You should then expand upon the points that you have noted as part of the brainstorming activity in step three. Go back to each specific criterion and make your final choice on which examples to use, by matching them against the wording of the criterion.
Once you have finalised your examples, you need to demonstrate how they meet the different aspects of the criterion. In doing so, it is important that you are very specific and describe exactly what you did, including the outcome. This is to demonstrate convincingly that you have met the requirements of each criterion.
Here, the STAR method described earlier can be used.
Once this has been achieved, the applicant can then write the draft paragraph in full. For example:
'As Research Support Officer at the Department of XYZ, I needed to ensure that managers were kept informed of policies and procedures. To do this, I initiated a monthly newsletter, which was emailed to each manager. I took responsibility for writing the main articles in each publication. This involved obtaining ideas and input from other stakeholders to ensure that the articles reflected the needs of managers, both in terms of content and language. I received consistently excellent feedback in relation to this newsletter from these internal clients and my own manager. I received a divisional achievement award for the quality of this newsletter from management. Importantly, this initiative resulted in improved lines of communication between managers and the Research Support Unit'.
At this stage, you should read through your application, and check the following points:

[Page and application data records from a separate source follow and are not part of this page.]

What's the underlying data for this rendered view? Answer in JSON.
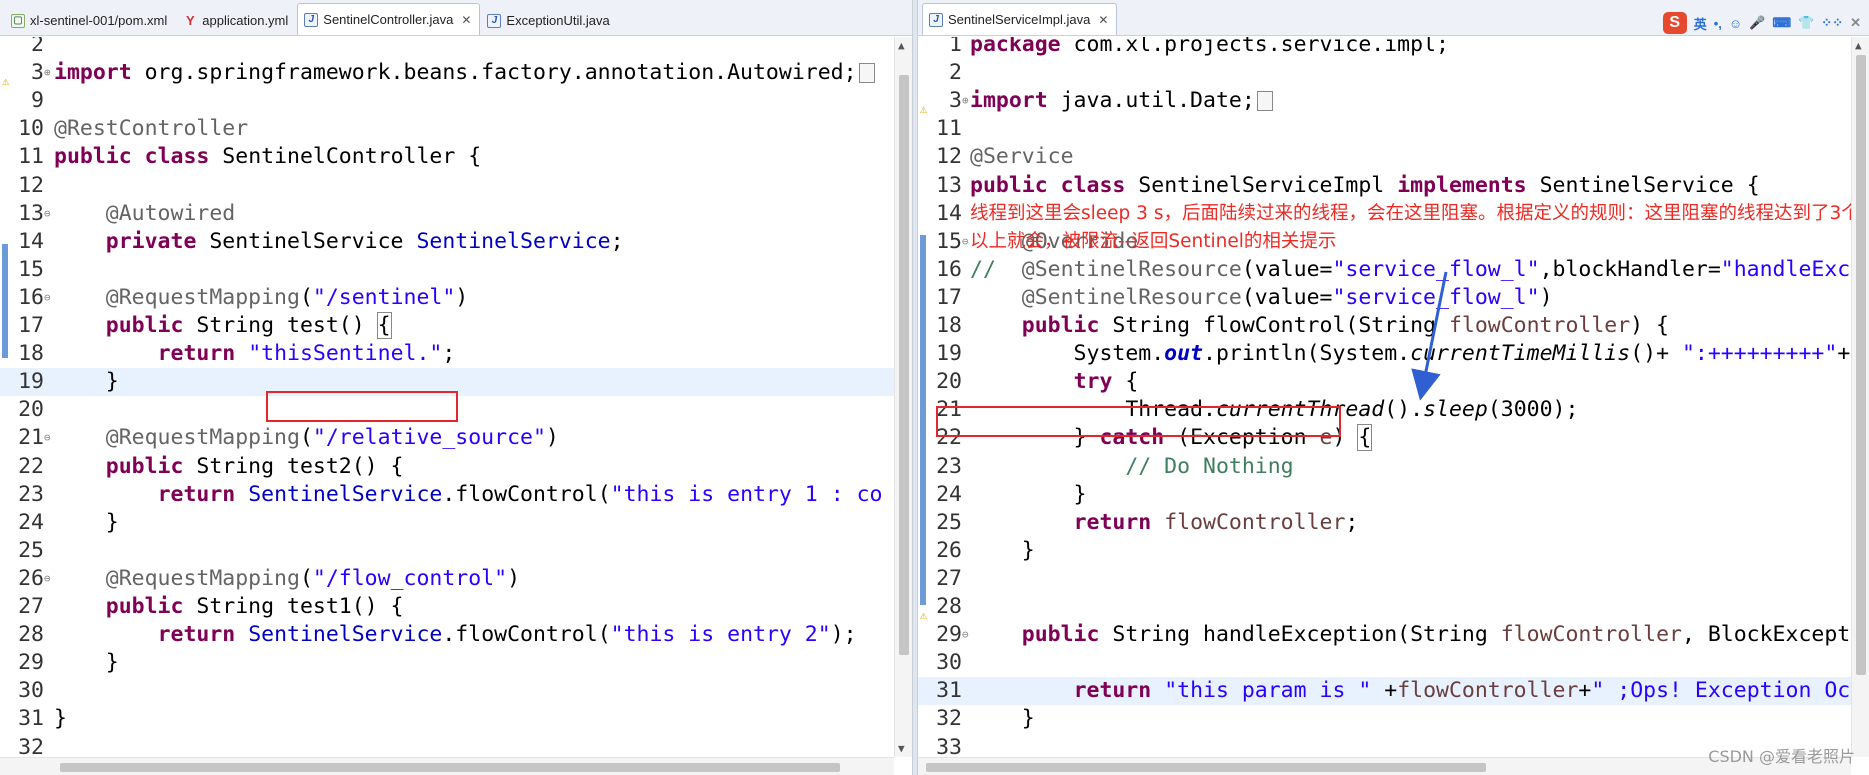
{
  "left": {
    "tabs": [
      {
        "label": "xl-sentinel-001/pom.xml",
        "icon": "xml-file-icon"
      },
      {
        "label": "application.yml",
        "icon": "yml-file-icon"
      },
      {
        "label": "SentinelController.java",
        "icon": "java-file-icon",
        "active": true,
        "close": "✕"
      },
      {
        "label": "ExceptionUtil.java",
        "icon": "java-file-icon"
      }
    ],
    "lines": [
      {
        "n": "2",
        "code": ""
      },
      {
        "n": "3",
        "fold": "⊕",
        "code": "<span class='kw'>import</span> org.springframework.beans.factory.annotation.Autowired;<span class='boxsq'></span>"
      },
      {
        "n": "9",
        "code": ""
      },
      {
        "n": "10",
        "code": "<span class='ann'>@RestController</span>"
      },
      {
        "n": "11",
        "code": "<span class='kw'>public</span> <span class='kw'>class</span> SentinelController {"
      },
      {
        "n": "12",
        "code": ""
      },
      {
        "n": "13",
        "fold": "⊖",
        "code": "    <span class='ann'>@Autowired</span>"
      },
      {
        "n": "14",
        "code": "    <span class='kw'>private</span> SentinelService <span class='fld'>SentinelService</span>;"
      },
      {
        "n": "15",
        "code": ""
      },
      {
        "n": "16",
        "fold": "⊖",
        "code": "    <span class='ann'>@RequestMapping</span>(<span class='str'>\"/sentinel\"</span>)"
      },
      {
        "n": "17",
        "code": "    <span class='kw'>public</span> String test() <span class='brace-hl'>{</span>"
      },
      {
        "n": "18",
        "code": "        <span class='kw'>return</span> <span class='str'>\"thisSentinel.\"</span>;"
      },
      {
        "n": "19",
        "code": "    }"
      },
      {
        "n": "20",
        "code": ""
      },
      {
        "n": "21",
        "fold": "⊖",
        "code": "    <span class='ann'>@RequestMapping</span>(<span class='str'>\"/relative_source\"</span>)"
      },
      {
        "n": "22",
        "code": "    <span class='kw'>public</span> String test2() {"
      },
      {
        "n": "23",
        "code": "        <span class='kw'>return</span> <span class='fld'>SentinelService</span>.flowControl(<span class='str'>\"this is entry 1 : co</span>"
      },
      {
        "n": "24",
        "code": "    }"
      },
      {
        "n": "25",
        "code": ""
      },
      {
        "n": "26",
        "fold": "⊖",
        "code": "    <span class='ann'>@RequestMapping</span>(<span class='str'>\"/flow_control\"</span>)"
      },
      {
        "n": "27",
        "code": "    <span class='kw'>public</span> String test1() {"
      },
      {
        "n": "28",
        "code": "        <span class='kw'>return</span> <span class='fld'>SentinelService</span>.flowControl(<span class='str'>\"this is entry 2\"</span>);"
      },
      {
        "n": "29",
        "code": "    }"
      },
      {
        "n": "30",
        "code": ""
      },
      {
        "n": "31",
        "code": "}"
      },
      {
        "n": "32",
        "code": ""
      }
    ]
  },
  "right": {
    "tabs": [
      {
        "label": "SentinelServiceImpl.java",
        "icon": "java-file-icon",
        "active": true,
        "close": "✕"
      }
    ],
    "ime": {
      "logo": "S",
      "items": [
        "英",
        "•,",
        "☺",
        "🎤",
        "⌨",
        "👕",
        "⁘⁘"
      ],
      "close": "✕"
    },
    "lines": [
      {
        "n": "1",
        "code": "<span class='kw'>package</span> com.xl.projects.service.impl;"
      },
      {
        "n": "2",
        "code": ""
      },
      {
        "n": "3",
        "fold": "⊕",
        "code": "<span class='kw'>import</span> java.util.Date;<span class='boxsq'></span>"
      },
      {
        "n": "11",
        "code": ""
      },
      {
        "n": "12",
        "code": "<span class='ann'>@Service</span>"
      },
      {
        "n": "13",
        "code": "<span class='kw'>public</span> <span class='kw'>class</span> SentinelServiceImpl <span class='kw'>implements</span> SentinelService {"
      },
      {
        "n": "14",
        "code": ""
      },
      {
        "n": "15",
        "fold": "⊖",
        "code": "    <span class='ann'>@Override</span>"
      },
      {
        "n": "16",
        "code": "<span class='cm'>//</span>  <span class='ann'>@SentinelResource</span>(value=<span class='str'>\"service_flow_l\"</span>,blockHandler=<span class='str'>\"handleExc</span>"
      },
      {
        "n": "17",
        "code": "    <span class='ann'>@SentinelResource</span>(value=<span class='str'>\"service_flow_l\"</span>)"
      },
      {
        "n": "18",
        "code": "    <span class='kw'>public</span> String flowControl(String <span class='prm'>flowController</span>) {"
      },
      {
        "n": "19",
        "code": "        System.<span class='st'>out</span>.println(System.<span class='it'>currentTimeMillis</span>()+ <span class='str'>\":+++++++++\"</span>+"
      },
      {
        "n": "20",
        "code": "        <span class='kw'>try</span> {"
      },
      {
        "n": "21",
        "code": "            Thread.<span class='it'>currentThread</span>().<span class='it'>sleep</span>(3000);"
      },
      {
        "n": "22",
        "code": "        } <span class='kw'>catch</span> (Exception <span class='prm'>e</span>) <span class='brace-hl'>{</span>"
      },
      {
        "n": "23",
        "code": "            <span class='cm'>// Do Nothing</span>"
      },
      {
        "n": "24",
        "code": "        }"
      },
      {
        "n": "25",
        "code": "        <span class='kw'>return</span> <span class='prm'>flowController</span>;"
      },
      {
        "n": "26",
        "code": "    }"
      },
      {
        "n": "27",
        "code": ""
      },
      {
        "n": "28",
        "code": ""
      },
      {
        "n": "29",
        "fold": "⊖",
        "code": "    <span class='kw'>public</span> String handleException(String <span class='prm'>flowController</span>, BlockExcept"
      },
      {
        "n": "30",
        "code": ""
      },
      {
        "n": "31",
        "code": "        <span class='kw'>return</span> <span class='str'>\"this param is \"</span> +<span class='prm'>flowController</span>+<span class='str'>\" ;Ops! Exception Oc</span>"
      },
      {
        "n": "32",
        "code": "    }"
      },
      {
        "n": "33",
        "code": ""
      }
    ],
    "callout": "线程到这里会sleep 3 s，后面陆续过来的线程，会在这里阻塞。根据定义的规则：这里阻塞的线程达到了3个以上就会，被限流--返回Sentinel的相关提示"
  },
  "watermark": "CSDN @爱看老照片",
  "colors": {
    "keyword": "#7f0055",
    "string": "#2a00ff",
    "annotation": "#646464",
    "comment": "#3f7f5f",
    "highlight_box": "#e2262b",
    "callout_text": "#ee2a24",
    "arrow": "#2f5fd0"
  }
}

It is important that you avoid ambiguous or unclear expressions such as 'involved in' or 'assisted'. These expressions make it difficult for the reader to understand exactly what you did. For example, instead of 'I assisted the process through a monthly newsletter', this idea has been phrased as 'I initiated a monthly newsletter'.
Words and phrases which could reduce credibility should also be avoided (e.g. some, a little, limited, somewhat).

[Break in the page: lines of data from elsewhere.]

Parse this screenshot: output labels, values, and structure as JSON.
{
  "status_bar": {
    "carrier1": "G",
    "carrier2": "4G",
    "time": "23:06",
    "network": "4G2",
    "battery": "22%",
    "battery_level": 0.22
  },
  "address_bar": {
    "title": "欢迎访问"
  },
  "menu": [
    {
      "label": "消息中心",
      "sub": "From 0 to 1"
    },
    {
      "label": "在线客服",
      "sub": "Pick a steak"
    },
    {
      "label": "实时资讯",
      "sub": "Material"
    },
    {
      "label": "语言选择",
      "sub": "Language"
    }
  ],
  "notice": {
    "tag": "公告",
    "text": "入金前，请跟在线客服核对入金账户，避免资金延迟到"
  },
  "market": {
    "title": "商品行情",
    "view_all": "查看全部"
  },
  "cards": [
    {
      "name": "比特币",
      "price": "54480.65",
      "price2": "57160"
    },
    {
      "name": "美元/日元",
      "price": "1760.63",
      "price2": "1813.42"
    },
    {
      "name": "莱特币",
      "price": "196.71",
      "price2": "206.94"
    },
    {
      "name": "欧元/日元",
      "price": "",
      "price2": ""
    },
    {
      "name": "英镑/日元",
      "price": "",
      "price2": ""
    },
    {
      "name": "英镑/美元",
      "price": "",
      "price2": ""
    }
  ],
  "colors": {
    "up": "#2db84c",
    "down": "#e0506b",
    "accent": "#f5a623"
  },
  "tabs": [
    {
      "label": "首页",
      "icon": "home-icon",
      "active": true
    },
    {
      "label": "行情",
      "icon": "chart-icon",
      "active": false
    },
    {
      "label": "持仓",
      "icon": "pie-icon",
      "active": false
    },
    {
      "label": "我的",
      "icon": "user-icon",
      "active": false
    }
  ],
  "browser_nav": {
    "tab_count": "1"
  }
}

Avoid using passive language when describing your experience. For example, 'I received consistently excellent feedback in relation to this newsletter from these internal clients and my own manager', is better than simply stating, 'Feedback in relation to this newsletter was consistently excellent'.
For example, rather than simply saying, 'The newsletter was received well by others', this assertion is substantiated in the following way:
'I received a divisional achievement award from management for the quality of this newsletter'.
At this stage, it is important that you go back to the wording of the particular selection criterion. As mentioned earlier, 'Well developed written communication skills' includes the following components:
In reading the paragraph written earlier, it is clear that its content refers mainly to the first descriptor, that is, 'Structure written communications to meet the needs and understanding of the intended audience'.
Therefore, it will be important that the applicant addresses the remaining two descriptors in additional paragraphs which will comprise the full statement for the criterion 'well developed written communication skills'.
For example, writing a paragraph around an example which demonstrates 'Well developed written communication skills' requires the applicant to focus on actual experiences which show the extent of their skills in this area. However, if the criterion was phrased as 'Knowledge of effective written communication skills and techniques', this would require different examples which do not necessarily rely on the applicant describing their actual performance in the workplace.
STRUCTURE OF THE DOCUMENT
Where appropriate, dot points should be used, rather than using long paragraphs of text. This ensures that the statement is as easy as possible for the selection team to read (and also demonstrates written communication skills in the document itself).
Conciseness is important in a document of this type. About 250 words is generally an appropriate length for each criterion. However, this may depend upon factors such as the role being applied for.
You should ensure that: